▸ **WORK REQUIRED**
A faithful, complete copy of the entries below is required, with images removed.

▸ **THE DATA**

---------------

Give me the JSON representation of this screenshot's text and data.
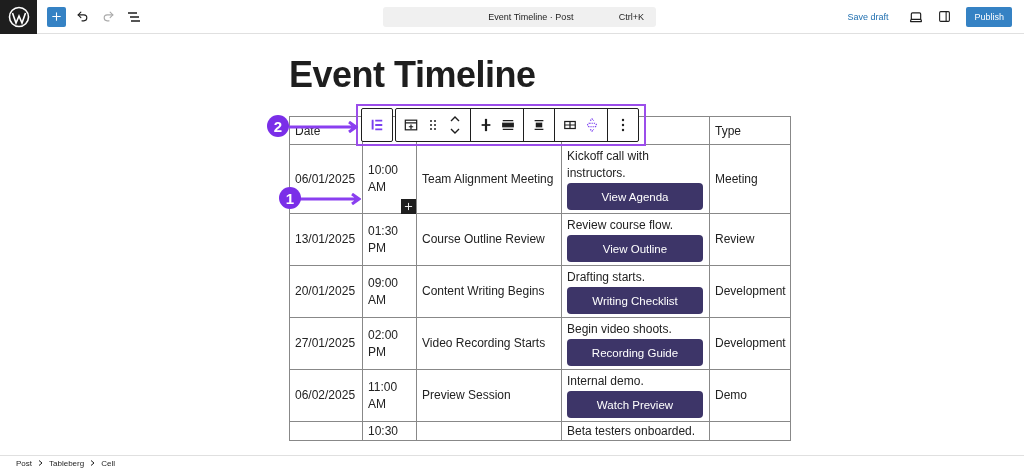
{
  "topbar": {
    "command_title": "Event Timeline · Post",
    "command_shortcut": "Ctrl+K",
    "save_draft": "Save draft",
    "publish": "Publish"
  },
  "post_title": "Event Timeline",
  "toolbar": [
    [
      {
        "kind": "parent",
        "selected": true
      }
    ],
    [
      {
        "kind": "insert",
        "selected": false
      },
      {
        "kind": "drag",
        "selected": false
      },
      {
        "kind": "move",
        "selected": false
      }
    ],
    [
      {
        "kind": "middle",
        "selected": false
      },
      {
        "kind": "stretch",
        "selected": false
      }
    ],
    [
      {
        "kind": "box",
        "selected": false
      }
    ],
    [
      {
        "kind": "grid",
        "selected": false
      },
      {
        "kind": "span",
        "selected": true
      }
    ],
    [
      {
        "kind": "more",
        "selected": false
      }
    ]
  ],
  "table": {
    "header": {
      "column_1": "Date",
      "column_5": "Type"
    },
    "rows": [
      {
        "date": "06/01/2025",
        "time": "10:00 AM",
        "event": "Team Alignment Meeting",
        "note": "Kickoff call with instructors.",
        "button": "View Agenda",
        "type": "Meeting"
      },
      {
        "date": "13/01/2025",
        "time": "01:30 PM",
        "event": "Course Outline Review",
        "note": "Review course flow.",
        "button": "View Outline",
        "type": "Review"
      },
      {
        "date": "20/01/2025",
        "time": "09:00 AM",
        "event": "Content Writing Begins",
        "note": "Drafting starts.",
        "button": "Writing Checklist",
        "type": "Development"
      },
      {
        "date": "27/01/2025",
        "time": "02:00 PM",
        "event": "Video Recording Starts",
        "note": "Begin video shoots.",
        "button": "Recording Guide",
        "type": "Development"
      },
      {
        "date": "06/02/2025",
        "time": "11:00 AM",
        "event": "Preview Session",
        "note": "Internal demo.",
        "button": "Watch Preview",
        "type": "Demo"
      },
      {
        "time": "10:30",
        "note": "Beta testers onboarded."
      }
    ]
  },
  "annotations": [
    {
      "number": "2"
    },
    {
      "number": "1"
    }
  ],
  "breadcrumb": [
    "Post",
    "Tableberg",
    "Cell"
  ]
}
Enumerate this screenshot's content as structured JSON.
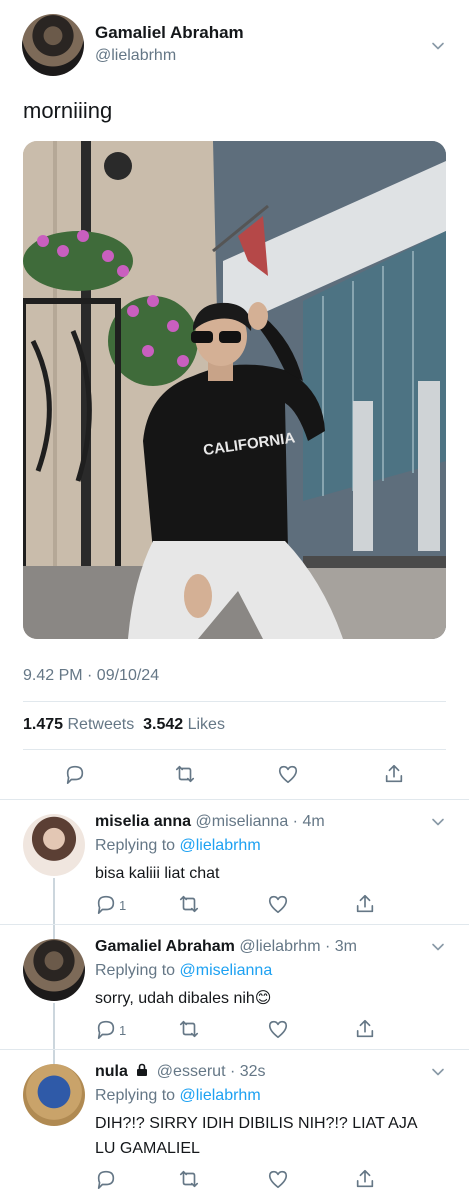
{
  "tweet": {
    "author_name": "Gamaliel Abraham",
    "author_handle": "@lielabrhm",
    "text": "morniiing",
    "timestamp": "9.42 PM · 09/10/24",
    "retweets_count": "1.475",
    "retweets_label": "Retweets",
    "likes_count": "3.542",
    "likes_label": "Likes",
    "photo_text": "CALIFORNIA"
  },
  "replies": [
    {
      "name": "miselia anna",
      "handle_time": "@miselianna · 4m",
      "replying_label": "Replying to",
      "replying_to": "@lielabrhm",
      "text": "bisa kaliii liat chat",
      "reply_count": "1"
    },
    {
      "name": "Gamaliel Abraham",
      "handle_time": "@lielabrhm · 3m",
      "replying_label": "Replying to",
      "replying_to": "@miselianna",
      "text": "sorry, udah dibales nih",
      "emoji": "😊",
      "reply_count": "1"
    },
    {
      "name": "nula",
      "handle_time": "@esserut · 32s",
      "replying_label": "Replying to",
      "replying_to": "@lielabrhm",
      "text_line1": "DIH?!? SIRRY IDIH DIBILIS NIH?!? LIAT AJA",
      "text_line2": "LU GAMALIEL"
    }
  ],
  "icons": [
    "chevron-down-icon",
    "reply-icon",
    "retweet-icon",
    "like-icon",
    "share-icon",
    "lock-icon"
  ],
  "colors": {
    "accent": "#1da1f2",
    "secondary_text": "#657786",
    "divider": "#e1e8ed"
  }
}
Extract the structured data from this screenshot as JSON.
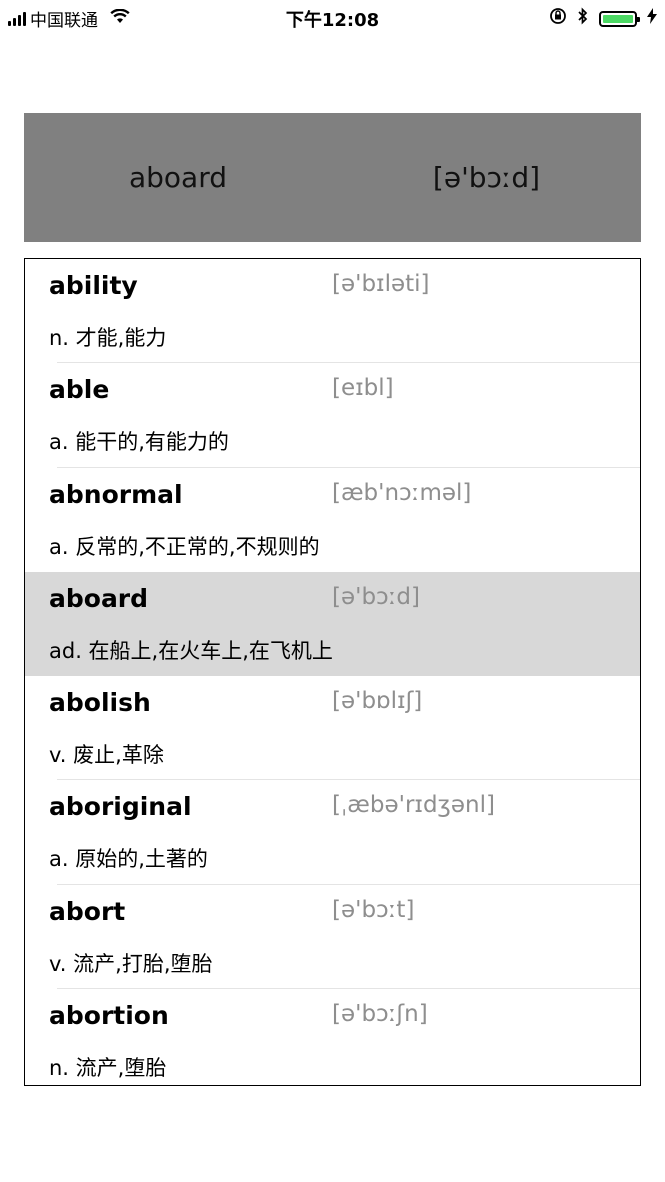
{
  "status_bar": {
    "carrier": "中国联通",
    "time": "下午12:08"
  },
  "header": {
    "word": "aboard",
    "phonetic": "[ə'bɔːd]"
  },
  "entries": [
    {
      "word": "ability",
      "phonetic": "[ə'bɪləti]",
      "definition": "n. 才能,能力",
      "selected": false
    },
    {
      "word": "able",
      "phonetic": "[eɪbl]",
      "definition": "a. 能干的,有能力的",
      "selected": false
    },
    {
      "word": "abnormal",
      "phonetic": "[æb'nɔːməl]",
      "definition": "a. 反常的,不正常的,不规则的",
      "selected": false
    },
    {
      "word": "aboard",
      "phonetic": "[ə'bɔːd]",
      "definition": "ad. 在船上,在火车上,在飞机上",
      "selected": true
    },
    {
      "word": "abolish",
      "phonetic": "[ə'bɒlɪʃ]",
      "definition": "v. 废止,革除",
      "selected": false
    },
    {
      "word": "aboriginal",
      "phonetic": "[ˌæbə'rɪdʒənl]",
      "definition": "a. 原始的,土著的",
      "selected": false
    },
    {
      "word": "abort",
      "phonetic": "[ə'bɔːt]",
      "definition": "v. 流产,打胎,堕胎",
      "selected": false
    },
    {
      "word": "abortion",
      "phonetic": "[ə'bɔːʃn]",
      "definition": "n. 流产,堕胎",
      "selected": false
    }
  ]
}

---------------

▸ **EXPECTED ANSWER**
Give me the JSON representation of this screenshot's text and data.
{
  "topbar": {
    "command_title": "Event Timeline · Post",
    "command_shortcut": "Ctrl+K",
    "save_draft": "Save draft",
    "publish": "Publish"
  },
  "post_title": "Event Timeline",
  "toolbar": [
    [
      {
        "kind": "parent",
        "selected": true
      }
    ],
    [
      {
        "kind": "insert",
        "selected": false
      },
      {
        "kind": "drag",
        "selected": false
      },
      {
        "kind": "move",
        "selected": false
      }
    ],
    [
      {
        "kind": "middle",
        "selected": false
      },
      {
        "kind": "stretch",
        "selected": false
      }
    ],
    [
      {
        "kind": "box",
        "selected": false
      }
    ],
    [
      {
        "kind": "grid",
        "selected": false
      },
      {
        "kind": "span",
        "selected": true
      }
    ],
    [
      {
        "kind": "more",
        "selected": false
      }
    ]
  ],
  "table": {
    "header": {
      "column_1": "Date",
      "column_5": "Type"
    },
    "rows": [
      {
        "date": "06/01/2025",
        "time": "10:00 AM",
        "event": "Team Alignment Meeting",
        "note": "Kickoff call with instructors.",
        "button": "View Agenda",
        "type": "Meeting"
      },
      {
        "date": "13/01/2025",
        "time": "01:30 PM",
        "event": "Course Outline Review",
        "note": "Review course flow.",
        "button": "View Outline",
        "type": "Review"
      },
      {
        "date": "20/01/2025",
        "time": "09:00 AM",
        "event": "Content Writing Begins",
        "note": "Drafting starts.",
        "button": "Writing Checklist",
        "type": "Development"
      },
      {
        "date": "27/01/2025",
        "time": "02:00 PM",
        "event": "Video Recording Starts",
        "note": "Begin video shoots.",
        "button": "Recording Guide",
        "type": "Development"
      },
      {
        "date": "06/02/2025",
        "time": "11:00 AM",
        "event": "Preview Session",
        "note": "Internal demo.",
        "button": "Watch Preview",
        "type": "Demo"
      },
      {
        "time": "10:30",
        "note": "Beta testers onboarded."
      }
    ]
  },
  "annotations": [
    {
      "number": "2"
    },
    {
      "number": "1"
    }
  ],
  "breadcrumb": [
    "Post",
    "Tableberg",
    "Cell"
  ]
}
Enumerate this screenshot's content as structured JSON.
{
  "tweet": {
    "author_name": "Gamaliel Abraham",
    "author_handle": "@lielabrhm",
    "text": "morniiing",
    "timestamp": "9.42 PM · 09/10/24",
    "retweets_count": "1.475",
    "retweets_label": "Retweets",
    "likes_count": "3.542",
    "likes_label": "Likes",
    "photo_text": "CALIFORNIA"
  },
  "replies": [
    {
      "name": "miselia anna",
      "handle_time": "@miselianna · 4m",
      "replying_label": "Replying to",
      "replying_to": "@lielabrhm",
      "text": "bisa kaliii liat chat",
      "reply_count": "1"
    },
    {
      "name": "Gamaliel Abraham",
      "handle_time": "@lielabrhm · 3m",
      "replying_label": "Replying to",
      "replying_to": "@miselianna",
      "text": "sorry, udah dibales nih",
      "emoji": "😊",
      "reply_count": "1"
    },
    {
      "name": "nula",
      "handle_time": "@esserut · 32s",
      "replying_label": "Replying to",
      "replying_to": "@lielabrhm",
      "text_line1": "DIH?!? SIRRY IDIH DIBILIS NIH?!? LIAT AJA",
      "text_line2": "LU GAMALIEL"
    }
  ],
  "icons": [
    "chevron-down-icon",
    "reply-icon",
    "retweet-icon",
    "like-icon",
    "share-icon",
    "lock-icon"
  ],
  "colors": {
    "accent": "#1da1f2",
    "secondary_text": "#657786",
    "divider": "#e1e8ed"
  }
}
Extract the structured data from this screenshot as JSON.
{
  "status_bar": {
    "carrier": "中国联通",
    "time": "下午12:08"
  },
  "header": {
    "word": "aboard",
    "phonetic": "[ə'bɔːd]"
  },
  "entries": [
    {
      "word": "ability",
      "phonetic": "[ə'bɪləti]",
      "definition": "n. 才能,能力",
      "selected": false
    },
    {
      "word": "able",
      "phonetic": "[eɪbl]",
      "definition": "a. 能干的,有能力的",
      "selected": false
    },
    {
      "word": "abnormal",
      "phonetic": "[æb'nɔːməl]",
      "definition": "a. 反常的,不正常的,不规则的",
      "selected": false
    },
    {
      "word": "aboard",
      "phonetic": "[ə'bɔːd]",
      "definition": "ad. 在船上,在火车上,在飞机上",
      "selected": true
    },
    {
      "word": "abolish",
      "phonetic": "[ə'bɒlɪʃ]",
      "definition": "v. 废止,革除",
      "selected": false
    },
    {
      "word": "aboriginal",
      "phonetic": "[ˌæbə'rɪdʒənl]",
      "definition": "a. 原始的,土著的",
      "selected": false
    },
    {
      "word": "abort",
      "phonetic": "[ə'bɔːt]",
      "definition": "v. 流产,打胎,堕胎",
      "selected": false
    },
    {
      "word": "abortion",
      "phonetic": "[ə'bɔːʃn]",
      "definition": "n. 流产,堕胎",
      "selected": false
    }
  ]
}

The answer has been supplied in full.